BC: “I was so excited when they were building the operating room. And I came out and they were trying to figure out how to build it – and it was like an ongoing thing. And I walked into the soundstage and there were black curtains everywhere. And then I saw the lights. It was partially built – the lights for the walls. And I went, ‘Oh my God. I can’t wait to be in here!’ It really informs your character and your place. That’s one of the things you learn in acting 101 – where are you in the place? You act differently at home than you do when you’re in a restaurant – or you go to the doctor’s office or wherever. It really helps so much.”
RF: “It’s not like a green-screen. You feel it. It gives me everything.”
And Keil confirmed that there was no CG in these clinic sequences. Take my word for it, you’ll be impressed – even more-so knowing that the actors actually inhabited these spaces. And with this cold and sterile medical facility, I was pleasantly reminded of Michael Crichton’s Coma.
There’s a marked shift at somewhere around the half-point of the film. It’s rare that a tonal change of this type will work without losing the audience. Whenever I think of a successful shift in tone during a film – I think of only one true success – Jonathan Demme’s Something Wild.
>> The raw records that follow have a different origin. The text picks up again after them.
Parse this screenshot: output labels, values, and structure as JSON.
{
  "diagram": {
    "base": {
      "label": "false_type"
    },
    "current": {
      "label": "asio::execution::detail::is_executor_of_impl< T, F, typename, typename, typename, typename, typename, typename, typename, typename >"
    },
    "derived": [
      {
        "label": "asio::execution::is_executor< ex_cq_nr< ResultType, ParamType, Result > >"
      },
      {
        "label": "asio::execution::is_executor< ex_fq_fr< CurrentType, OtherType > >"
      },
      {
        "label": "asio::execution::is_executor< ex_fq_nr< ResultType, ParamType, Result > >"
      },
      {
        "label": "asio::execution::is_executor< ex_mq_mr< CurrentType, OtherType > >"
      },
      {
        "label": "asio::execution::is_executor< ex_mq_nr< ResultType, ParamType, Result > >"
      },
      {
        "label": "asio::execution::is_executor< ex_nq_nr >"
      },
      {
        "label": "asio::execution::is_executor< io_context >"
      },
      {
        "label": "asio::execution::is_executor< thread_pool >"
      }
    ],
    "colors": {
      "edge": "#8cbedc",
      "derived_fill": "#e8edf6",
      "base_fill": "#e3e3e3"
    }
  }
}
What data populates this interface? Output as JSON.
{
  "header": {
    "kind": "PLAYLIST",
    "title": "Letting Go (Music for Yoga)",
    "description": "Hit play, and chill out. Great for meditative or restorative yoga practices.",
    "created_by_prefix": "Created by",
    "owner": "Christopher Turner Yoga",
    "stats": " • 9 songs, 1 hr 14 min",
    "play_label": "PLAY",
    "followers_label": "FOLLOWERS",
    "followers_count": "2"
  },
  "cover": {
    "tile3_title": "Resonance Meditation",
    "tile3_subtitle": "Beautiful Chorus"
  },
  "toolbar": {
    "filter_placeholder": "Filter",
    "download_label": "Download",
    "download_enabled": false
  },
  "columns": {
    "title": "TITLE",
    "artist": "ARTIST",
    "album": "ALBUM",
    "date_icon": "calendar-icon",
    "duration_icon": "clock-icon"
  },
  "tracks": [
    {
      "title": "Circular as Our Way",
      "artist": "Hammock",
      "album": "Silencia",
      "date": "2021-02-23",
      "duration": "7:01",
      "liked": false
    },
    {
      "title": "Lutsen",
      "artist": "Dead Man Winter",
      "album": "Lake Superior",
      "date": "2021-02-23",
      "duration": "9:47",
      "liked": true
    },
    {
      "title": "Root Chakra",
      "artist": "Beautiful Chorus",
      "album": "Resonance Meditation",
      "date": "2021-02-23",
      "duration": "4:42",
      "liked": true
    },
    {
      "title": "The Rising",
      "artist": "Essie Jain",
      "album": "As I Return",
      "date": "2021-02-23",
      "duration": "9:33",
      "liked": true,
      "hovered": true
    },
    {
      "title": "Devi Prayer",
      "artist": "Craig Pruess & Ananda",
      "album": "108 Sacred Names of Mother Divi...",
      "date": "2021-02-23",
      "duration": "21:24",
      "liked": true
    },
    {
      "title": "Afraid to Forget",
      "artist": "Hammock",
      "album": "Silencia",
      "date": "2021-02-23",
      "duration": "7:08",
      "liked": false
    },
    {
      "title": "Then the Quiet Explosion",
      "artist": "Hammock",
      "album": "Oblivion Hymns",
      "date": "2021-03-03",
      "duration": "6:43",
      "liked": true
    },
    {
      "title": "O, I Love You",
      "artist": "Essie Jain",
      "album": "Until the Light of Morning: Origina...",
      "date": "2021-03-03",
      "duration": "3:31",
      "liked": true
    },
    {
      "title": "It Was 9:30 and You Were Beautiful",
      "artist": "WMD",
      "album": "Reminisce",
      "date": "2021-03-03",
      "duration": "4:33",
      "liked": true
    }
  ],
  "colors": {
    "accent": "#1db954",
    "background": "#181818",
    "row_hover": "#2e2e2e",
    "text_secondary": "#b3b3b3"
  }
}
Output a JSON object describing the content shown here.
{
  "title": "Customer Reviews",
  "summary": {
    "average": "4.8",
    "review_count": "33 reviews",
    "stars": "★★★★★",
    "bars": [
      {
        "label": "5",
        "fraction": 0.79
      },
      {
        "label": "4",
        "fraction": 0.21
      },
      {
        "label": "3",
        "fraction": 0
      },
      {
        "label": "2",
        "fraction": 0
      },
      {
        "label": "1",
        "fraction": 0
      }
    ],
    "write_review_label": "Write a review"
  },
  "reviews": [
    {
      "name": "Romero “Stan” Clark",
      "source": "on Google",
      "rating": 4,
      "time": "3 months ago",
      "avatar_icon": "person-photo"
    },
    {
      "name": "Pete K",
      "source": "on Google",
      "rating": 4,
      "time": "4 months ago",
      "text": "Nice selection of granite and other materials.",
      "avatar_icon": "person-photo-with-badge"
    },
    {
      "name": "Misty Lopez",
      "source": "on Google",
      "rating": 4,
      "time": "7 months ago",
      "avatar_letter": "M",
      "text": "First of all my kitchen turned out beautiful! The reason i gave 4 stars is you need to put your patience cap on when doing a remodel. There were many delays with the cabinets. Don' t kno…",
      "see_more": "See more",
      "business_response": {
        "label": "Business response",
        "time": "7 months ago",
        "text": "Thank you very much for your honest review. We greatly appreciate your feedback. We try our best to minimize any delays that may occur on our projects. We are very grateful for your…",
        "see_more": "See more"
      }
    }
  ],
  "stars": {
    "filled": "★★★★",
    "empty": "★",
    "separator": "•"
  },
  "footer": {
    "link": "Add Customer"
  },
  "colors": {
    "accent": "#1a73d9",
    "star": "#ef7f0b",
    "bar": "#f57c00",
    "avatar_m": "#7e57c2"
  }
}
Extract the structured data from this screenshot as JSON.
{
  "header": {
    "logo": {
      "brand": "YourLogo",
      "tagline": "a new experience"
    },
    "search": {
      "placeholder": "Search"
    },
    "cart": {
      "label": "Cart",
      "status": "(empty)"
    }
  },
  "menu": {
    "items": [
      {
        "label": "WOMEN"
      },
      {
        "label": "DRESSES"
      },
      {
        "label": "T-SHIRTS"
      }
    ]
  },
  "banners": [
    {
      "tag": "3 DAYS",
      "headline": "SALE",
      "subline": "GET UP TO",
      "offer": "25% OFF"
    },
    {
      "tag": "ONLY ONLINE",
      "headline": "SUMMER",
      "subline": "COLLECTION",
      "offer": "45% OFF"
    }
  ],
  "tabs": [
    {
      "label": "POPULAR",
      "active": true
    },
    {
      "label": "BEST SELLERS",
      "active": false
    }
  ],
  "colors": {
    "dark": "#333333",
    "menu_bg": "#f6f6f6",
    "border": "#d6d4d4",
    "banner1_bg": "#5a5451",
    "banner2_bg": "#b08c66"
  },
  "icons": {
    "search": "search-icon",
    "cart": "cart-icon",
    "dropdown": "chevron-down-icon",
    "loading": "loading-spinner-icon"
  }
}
Well, I guess I have as second example now…
Keil speaks to my call-out of this tonal change: “What you feel there, is we created two worlds for the film. We created the old world which is Kira’s apartment – the hospital, the drug store, the streets, the buildings. All very gritty, very desolate, almost derelict. And then there’s Dr. Crober’s world, which is really new and very shiny. My DP approached the lighting differently. We used different filters in the two sets – the two worlds that we created. And I think that’s what you feel. We were very focused on the emotional journey. Every day, every minute, every second, every shot. So that’s your lifeline through the movie. That guides you from one world to the other.”
And indeed, the continuation in both worlds – of Kira’s plight – is the key to the success of the film’s tonal shift. Nicely done!
A fun bit of trivia – Replace was co-written by Richard Stanley, screenwriter behind such films as Hardware and the 1996 remake of The Island of Dr. Moreau.
Well, folks… the year’s only half over, but I’ll say that Replace stands a more than decent chance of ending up on my “Best of 2017” year-end list.
With sheer strength in every aspect of Replace (the tackling of a universal fear, the glorious production design and fantastic performances), it’s not something you’ll want to miss.
Again, the showing at the LA Film Fest was the US Premiere – so at press, no wider release information is available.
But mark it down on your notebooks to keep an eye out – or burn a message into your skin (wait, don’t do that, your skin’s too precious) – but somehow make it a priority to see this when the opportunity arises. We need to make the most of our movie-watching moments. So why not watch something good?
After all, we’re not getting any younger.